And when religious leaders—from north Louisiana, no less—oppose his religious freedom bill, we welcome their voices. We do not live with the Old Testament laws because with Jesus, a new testament was founded. Do we really want to go back? Are we going to go against what Jesus preached? I’m not. Are we going to allow Jindal’s religious freedom bill to become the hot topic offered only to deflect attention from the real issues, the disasters of his creation: the financial issues we now face that are the direct result of his ineptness? Come on.
I pray so very hard that all of our legislators, men and women, will grow some courage and principles and do what is right for the whole of this state. I’m not stupid, though. I know legislators get benefits that no average citizen—or state employee—can get. But, isn’t it time for them to sit back and ask themselves, “Do I really want to sell my soul for some Saints tickets or concert tickets or a fantastic meal at some expensive restaurant? Do I want to sell my soul? Or do I want to do what the citizens of this state want?” “Do I want to do what Jesus would do?”
Heavy, thought-provoking questions to ask, I know. But, I know what I would do.
This is going to be one of the most historic legislative sessions in this state’s history. It is going to make or break our state. And I am afraid the state is going to break. And the poor, the sick, the elderly will be the ones to suffer.
Of course, there is nothing wrong with people prospering and living a great life. What’s wrong is people prospering and living a great life on the backs of other people.

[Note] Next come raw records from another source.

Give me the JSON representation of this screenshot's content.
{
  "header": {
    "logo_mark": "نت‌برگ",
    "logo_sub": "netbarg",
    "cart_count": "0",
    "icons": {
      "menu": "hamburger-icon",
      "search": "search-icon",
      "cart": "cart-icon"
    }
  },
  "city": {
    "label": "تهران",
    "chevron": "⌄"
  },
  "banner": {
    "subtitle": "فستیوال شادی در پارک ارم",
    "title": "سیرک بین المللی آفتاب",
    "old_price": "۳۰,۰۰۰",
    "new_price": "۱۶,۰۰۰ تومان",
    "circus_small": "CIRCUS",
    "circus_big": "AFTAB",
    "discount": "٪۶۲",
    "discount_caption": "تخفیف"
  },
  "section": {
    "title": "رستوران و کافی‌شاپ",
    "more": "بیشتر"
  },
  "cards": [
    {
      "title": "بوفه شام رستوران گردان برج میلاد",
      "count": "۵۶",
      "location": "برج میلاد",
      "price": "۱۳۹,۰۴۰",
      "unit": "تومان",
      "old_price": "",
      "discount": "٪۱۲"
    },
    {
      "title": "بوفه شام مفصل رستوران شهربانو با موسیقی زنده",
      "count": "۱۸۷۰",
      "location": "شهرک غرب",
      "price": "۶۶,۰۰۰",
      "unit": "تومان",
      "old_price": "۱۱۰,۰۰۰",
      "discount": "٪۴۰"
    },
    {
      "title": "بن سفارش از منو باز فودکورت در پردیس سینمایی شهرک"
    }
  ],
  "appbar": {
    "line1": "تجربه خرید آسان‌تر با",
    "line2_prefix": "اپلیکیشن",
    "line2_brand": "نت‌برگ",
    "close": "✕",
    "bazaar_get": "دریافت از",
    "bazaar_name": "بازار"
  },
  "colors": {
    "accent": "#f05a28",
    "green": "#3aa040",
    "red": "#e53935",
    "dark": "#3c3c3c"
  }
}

And so I have this one simple plea for our legislators: For once, do what is right for the whole of the state. I pray in earnest for that. My friends and I pray hard that the right things will be done. I would love to live here and pass on the culture and treasures this state has to offer to my grandchildren. But, if things continue on as they have for the last decade, we will have to choose differently.